YQL in particular is very versatile, and it actually allows you to make your own further HTTP requests to other domains. However, it does a lot more and is a bit complicated and slow as a result. So for the specific purpose of making secure cross-domain HTTP calls on the public internet, I have been using a service I've posted on Google App Engine, called call.jsonlib.com.

Cross-Domain Javascript HTTP Requests on the Public Web

The library at call.jsonlib.com lets you get very close to the python one-liner:

jsonlib.fetch('http://davidbau.com/data/animals', function(m) { alert(m.content); });

It is just a simple packaging of the python urllib2 library as a JSONP library. But it is tremendously useful. It allows you to:

  • Make GET or POST requests to arbitrary public servers
  • Set arbitrary HTTP headers
  • Read all the HTTP headers of the response

Because all the requests are made from the context of a server on the public internet, it does not expose your private LAN or private cookies to security holes.

A few corners are smoothed out to make use from javascript easier. For example:

  • jsonlib.fetch is intelligent about encodings and converts the content to unicode based on HTTP headers, content sniffing, and <meta> tags in the HTML content, if any.
  • jsonlib.fetch can also do basic scraping tasks server-side such as extracting elements that match a particular css selector, or stripping HTML markup and returning just text.
  • jsonlib.fetch is careful to access the proxy using https if the underlying URL being scraped is https, so that the whole path is encrypted.

More documentation here.

Some examples here.

Posted by David at 06:47 AM | Comments (4)

January 30, 2011

Using goo.gl with jsonlib

An example using jsonlib to invoke an inconvenient HTTP API from Javascript.

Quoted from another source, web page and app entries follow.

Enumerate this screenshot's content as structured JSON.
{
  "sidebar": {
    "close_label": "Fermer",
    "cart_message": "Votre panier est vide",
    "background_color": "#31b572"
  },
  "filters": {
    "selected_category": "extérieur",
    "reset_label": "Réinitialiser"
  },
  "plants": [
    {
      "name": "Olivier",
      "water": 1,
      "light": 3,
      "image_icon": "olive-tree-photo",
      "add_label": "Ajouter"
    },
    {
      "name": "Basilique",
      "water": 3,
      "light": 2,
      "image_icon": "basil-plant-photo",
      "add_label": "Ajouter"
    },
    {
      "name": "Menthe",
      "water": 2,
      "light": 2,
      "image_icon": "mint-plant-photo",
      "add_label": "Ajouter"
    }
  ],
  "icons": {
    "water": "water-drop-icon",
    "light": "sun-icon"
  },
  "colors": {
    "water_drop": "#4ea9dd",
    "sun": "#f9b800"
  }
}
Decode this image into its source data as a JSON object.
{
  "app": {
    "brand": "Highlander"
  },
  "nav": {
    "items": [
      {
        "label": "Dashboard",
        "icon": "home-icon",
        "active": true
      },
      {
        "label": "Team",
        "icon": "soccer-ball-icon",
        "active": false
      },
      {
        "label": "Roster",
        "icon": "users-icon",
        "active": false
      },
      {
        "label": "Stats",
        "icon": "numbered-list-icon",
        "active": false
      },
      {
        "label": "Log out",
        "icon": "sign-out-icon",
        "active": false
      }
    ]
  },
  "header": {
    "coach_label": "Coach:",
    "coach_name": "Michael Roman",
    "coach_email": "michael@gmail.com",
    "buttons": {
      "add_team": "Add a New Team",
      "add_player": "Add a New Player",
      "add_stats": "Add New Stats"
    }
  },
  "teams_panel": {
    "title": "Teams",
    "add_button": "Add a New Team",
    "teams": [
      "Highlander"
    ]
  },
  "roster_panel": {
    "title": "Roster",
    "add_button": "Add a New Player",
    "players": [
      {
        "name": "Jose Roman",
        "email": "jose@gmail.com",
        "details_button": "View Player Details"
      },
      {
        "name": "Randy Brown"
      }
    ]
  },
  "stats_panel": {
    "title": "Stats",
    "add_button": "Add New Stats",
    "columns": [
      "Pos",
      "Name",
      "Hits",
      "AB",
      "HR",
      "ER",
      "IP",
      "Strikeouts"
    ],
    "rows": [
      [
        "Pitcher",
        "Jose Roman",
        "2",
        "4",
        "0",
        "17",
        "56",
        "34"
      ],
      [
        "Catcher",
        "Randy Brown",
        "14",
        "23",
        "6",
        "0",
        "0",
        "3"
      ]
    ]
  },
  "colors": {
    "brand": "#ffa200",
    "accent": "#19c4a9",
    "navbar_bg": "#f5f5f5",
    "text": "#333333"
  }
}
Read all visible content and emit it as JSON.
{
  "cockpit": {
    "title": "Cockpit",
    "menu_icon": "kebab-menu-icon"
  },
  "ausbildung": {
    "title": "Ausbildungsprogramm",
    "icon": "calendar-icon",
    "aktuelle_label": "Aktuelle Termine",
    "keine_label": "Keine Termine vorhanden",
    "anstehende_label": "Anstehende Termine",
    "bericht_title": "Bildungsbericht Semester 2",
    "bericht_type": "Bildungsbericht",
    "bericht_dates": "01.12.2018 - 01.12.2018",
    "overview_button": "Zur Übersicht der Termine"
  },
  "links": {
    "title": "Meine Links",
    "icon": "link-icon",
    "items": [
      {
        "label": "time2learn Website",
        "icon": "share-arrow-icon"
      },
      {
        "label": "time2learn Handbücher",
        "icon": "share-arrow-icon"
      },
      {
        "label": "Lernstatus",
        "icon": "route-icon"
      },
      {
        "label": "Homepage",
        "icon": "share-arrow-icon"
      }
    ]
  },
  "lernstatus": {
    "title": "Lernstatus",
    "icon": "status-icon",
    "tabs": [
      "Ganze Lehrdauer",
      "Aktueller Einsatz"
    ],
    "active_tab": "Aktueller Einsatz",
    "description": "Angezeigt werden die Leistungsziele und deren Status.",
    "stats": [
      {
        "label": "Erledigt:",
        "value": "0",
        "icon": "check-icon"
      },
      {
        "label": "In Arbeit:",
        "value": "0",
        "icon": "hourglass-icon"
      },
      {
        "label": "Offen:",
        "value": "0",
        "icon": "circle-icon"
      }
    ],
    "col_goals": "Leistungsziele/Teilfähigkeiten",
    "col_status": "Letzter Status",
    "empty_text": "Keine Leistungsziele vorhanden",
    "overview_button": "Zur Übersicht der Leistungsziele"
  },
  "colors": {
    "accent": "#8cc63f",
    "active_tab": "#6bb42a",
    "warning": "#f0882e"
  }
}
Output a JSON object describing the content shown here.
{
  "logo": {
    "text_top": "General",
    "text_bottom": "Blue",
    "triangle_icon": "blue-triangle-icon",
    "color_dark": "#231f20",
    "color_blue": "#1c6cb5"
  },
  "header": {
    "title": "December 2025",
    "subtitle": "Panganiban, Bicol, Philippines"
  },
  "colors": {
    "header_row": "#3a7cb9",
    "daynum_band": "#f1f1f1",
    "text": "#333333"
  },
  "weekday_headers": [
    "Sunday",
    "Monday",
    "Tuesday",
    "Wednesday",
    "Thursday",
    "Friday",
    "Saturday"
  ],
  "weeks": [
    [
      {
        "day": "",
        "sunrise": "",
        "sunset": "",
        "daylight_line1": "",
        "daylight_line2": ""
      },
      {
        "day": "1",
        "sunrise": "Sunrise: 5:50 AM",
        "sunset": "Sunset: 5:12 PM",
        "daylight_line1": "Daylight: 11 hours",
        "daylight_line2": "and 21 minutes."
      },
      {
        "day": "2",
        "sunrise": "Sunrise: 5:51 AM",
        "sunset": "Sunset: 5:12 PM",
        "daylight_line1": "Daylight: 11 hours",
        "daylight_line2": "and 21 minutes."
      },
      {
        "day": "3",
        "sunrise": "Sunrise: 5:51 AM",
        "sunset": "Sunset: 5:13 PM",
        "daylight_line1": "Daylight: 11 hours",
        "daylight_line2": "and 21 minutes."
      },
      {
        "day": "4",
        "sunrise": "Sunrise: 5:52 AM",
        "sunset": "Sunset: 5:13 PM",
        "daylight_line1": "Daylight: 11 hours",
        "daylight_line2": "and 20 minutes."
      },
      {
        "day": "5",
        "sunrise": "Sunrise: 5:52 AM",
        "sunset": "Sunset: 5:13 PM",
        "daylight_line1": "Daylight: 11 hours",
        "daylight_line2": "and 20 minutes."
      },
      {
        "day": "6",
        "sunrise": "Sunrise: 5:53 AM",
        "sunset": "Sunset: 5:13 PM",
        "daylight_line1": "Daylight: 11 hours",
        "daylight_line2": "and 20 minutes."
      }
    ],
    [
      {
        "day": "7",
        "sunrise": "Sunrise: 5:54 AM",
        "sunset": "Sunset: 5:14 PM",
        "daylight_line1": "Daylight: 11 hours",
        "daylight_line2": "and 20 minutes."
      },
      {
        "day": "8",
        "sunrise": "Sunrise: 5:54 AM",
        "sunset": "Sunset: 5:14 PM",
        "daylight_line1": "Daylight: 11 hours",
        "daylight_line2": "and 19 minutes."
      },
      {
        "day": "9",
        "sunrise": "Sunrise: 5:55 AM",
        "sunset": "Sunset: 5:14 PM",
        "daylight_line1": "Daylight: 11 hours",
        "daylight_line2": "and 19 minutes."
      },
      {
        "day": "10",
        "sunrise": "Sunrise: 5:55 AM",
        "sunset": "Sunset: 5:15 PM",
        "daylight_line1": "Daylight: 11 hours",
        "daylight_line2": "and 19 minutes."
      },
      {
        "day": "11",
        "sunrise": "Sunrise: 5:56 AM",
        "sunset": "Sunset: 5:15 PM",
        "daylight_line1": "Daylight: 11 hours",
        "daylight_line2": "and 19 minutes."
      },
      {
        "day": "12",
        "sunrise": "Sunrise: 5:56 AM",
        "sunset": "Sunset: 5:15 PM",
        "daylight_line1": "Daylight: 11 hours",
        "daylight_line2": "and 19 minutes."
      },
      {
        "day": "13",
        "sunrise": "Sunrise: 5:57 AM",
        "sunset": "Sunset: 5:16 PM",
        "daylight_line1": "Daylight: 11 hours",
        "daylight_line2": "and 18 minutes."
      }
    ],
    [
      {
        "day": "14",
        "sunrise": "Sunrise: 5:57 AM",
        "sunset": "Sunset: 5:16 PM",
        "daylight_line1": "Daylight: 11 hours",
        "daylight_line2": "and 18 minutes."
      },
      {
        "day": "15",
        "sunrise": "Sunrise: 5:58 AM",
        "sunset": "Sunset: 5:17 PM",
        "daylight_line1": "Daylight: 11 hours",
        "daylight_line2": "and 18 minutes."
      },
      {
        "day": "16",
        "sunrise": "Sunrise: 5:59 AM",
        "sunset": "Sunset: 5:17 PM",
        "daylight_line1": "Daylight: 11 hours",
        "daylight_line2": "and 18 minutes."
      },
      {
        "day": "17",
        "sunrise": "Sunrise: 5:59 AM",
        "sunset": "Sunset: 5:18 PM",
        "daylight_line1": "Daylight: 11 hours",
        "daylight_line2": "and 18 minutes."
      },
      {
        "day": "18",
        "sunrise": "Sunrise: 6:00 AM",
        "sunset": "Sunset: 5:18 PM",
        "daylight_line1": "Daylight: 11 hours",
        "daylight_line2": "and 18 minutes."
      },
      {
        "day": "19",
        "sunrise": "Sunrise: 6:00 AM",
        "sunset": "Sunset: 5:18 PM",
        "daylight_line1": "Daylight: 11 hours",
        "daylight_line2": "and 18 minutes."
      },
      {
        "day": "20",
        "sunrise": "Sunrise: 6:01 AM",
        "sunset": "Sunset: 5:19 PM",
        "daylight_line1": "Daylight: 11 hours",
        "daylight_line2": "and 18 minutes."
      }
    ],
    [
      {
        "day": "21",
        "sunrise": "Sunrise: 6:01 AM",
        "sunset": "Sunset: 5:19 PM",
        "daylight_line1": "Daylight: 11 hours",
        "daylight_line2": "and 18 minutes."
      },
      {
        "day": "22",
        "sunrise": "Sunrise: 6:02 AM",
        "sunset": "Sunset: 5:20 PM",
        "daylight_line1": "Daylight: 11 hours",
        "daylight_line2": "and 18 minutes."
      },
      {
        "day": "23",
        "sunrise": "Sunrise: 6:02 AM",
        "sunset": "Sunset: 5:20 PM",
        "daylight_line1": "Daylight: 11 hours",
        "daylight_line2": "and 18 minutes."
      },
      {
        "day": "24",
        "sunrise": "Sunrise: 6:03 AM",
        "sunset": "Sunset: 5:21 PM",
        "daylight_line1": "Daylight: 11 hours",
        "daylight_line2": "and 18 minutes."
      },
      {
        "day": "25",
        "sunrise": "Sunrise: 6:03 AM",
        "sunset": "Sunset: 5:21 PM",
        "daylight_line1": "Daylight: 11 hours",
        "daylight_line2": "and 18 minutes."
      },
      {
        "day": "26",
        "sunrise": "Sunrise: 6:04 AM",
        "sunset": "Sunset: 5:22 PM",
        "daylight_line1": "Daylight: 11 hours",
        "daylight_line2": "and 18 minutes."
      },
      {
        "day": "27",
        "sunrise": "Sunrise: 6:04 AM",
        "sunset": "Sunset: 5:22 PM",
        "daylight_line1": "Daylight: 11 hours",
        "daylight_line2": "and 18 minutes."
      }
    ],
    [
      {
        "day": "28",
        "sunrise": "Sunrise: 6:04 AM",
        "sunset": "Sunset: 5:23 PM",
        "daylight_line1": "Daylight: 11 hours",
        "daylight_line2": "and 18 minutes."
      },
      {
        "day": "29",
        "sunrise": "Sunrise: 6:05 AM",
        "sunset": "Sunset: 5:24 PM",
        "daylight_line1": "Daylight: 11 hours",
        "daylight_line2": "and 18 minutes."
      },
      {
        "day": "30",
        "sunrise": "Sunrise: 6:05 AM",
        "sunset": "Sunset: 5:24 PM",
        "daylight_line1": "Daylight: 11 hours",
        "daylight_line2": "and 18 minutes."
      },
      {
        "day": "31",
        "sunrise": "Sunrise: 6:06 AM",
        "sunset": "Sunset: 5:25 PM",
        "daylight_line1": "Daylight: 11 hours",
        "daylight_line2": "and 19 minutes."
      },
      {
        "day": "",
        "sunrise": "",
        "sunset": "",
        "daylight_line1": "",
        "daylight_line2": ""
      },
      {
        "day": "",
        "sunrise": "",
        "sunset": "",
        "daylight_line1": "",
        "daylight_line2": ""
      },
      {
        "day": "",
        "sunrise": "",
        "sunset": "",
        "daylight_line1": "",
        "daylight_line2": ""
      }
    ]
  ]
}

When Google released the goo.gl URL shortener API recently, they did not provide a JSONP API, so it is not convenient to make goo.gl URLs directly from Javascript. But then I wanted to implement a goo.gl-based "Save As Short Url" feature in the save box of Heidi's Sudoku Chrome App. The app is 100% Javascript and isn't even hosted on its own web server. What to do?

It is easy to do cross-domain HTTP by bouncing JSONP requests off call.jsonlib.com. With jsonlib, invoking the goo.gl API is just a few lines of code.

How To Do It

Here is how the goo.gl API works:

  1. You assemble a JSON string containing your long URL in the 'longUrl' field.
  2. This string must be POSTed to the googleapis server, with Content-Type "application/json".
  3. The response is JSON that will have your short URL in the 'id' field.

In Javascript, it is inconvenient to POST data that is not formatted as "application/x-www-form-urlencoded", and it is hard to use cross-domain HTTP requests that do not return script-formatted JSONP services. However, call.jsonlib.com solves both of these problems easily.

Here is the code for a goo.gl shortener wrapper that shows how it can be done with a single call to jsonlib.fetch:

<script src="http://call.jsonlib.com/jsonlib.js"></script>
function googlurl(url, cb) {
    url: 'https://www.googleapis.com/urlshortener/v1/url',
    header: 'Content-Type: application/json',
    data: JSON.stringify({longUrl: url})
  }, function (m) {
    var result = null;
    try {
      result = JSON.parse(m.content).id;
      if (typeof result != 'string') result = null;
    } catch (e) {
      result = null;
// Make a short URL for a nicely written book.
       + 'Trefethen/dp/0898713617', function(s) { alert(s); });

Voila! Short URLs in a single function call.

Play with the code here if you like.

Posted by David at 11:53 AM | Comments (1)